« Reply #24 on: May 26, 2013, 06:23:13 PM »
Funny, most of mine are ambisextrous ... they'll screw up (non-directional) regardless which hand I use.

Sounds confusing, how can you tell if you're coming or going?

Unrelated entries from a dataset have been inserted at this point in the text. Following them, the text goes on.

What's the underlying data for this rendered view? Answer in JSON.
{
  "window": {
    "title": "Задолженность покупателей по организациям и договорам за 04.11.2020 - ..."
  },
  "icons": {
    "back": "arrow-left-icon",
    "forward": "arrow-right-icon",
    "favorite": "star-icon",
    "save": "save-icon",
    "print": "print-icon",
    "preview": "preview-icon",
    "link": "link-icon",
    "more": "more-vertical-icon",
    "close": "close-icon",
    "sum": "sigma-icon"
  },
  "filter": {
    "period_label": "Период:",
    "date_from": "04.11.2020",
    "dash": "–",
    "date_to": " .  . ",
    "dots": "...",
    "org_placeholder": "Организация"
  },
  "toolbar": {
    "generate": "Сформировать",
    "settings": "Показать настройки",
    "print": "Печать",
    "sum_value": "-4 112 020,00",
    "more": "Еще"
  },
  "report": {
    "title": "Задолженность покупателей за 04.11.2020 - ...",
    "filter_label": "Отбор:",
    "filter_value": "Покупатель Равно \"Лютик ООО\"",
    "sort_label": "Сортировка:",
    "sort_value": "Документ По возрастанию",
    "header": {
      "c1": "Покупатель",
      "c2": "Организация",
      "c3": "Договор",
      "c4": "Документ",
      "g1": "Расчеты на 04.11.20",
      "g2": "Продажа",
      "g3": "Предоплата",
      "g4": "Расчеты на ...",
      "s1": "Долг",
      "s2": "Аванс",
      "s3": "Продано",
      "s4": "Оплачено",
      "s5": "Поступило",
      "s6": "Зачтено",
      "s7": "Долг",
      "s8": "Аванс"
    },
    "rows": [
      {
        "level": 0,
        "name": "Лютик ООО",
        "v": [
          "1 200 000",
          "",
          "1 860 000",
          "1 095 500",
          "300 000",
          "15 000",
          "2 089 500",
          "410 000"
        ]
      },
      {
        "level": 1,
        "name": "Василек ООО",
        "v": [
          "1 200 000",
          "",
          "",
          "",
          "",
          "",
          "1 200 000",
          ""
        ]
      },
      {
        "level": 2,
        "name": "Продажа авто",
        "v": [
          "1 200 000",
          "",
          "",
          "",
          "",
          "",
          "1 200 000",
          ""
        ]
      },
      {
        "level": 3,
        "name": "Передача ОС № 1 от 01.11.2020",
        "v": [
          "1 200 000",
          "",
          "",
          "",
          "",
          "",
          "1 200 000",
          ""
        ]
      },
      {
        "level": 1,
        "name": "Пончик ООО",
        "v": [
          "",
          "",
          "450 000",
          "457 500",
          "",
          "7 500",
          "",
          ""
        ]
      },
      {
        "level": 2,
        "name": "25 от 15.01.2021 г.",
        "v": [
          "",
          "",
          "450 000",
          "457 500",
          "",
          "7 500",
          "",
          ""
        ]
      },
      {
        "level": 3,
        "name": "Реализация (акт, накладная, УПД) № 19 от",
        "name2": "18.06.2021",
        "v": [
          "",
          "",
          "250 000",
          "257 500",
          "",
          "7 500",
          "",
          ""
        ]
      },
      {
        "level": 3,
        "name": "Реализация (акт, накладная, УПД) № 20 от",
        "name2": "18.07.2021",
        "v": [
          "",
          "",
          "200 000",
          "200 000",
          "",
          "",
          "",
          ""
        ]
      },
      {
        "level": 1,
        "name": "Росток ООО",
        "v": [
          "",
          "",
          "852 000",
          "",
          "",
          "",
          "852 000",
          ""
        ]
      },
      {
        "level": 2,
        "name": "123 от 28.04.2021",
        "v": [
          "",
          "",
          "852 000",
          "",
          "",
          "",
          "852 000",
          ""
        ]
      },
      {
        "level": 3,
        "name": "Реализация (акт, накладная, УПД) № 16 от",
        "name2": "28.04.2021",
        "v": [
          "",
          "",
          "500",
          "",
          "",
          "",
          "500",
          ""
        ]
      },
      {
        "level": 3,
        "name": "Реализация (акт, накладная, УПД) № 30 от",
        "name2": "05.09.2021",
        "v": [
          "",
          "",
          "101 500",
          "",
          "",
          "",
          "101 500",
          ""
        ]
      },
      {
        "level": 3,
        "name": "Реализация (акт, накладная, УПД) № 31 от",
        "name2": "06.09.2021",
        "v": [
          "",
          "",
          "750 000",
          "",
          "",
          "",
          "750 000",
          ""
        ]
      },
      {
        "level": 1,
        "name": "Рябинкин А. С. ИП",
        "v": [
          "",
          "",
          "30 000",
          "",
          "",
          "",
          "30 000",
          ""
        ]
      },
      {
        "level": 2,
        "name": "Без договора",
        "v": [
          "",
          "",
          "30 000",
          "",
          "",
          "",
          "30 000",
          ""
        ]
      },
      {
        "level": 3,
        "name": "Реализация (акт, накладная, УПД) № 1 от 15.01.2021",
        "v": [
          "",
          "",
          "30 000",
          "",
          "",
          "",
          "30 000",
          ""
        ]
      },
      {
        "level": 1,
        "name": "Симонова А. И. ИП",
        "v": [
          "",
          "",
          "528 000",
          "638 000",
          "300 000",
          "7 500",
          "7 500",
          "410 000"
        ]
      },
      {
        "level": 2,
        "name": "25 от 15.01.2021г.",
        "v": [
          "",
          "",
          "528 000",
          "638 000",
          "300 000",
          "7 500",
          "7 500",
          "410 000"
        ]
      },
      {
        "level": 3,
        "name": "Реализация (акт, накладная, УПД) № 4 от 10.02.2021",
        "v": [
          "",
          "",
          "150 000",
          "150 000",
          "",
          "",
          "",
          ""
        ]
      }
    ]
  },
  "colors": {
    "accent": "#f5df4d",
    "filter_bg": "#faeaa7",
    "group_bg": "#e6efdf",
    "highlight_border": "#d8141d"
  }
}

By the volume of your voice when yelling "OH GOD"?   :P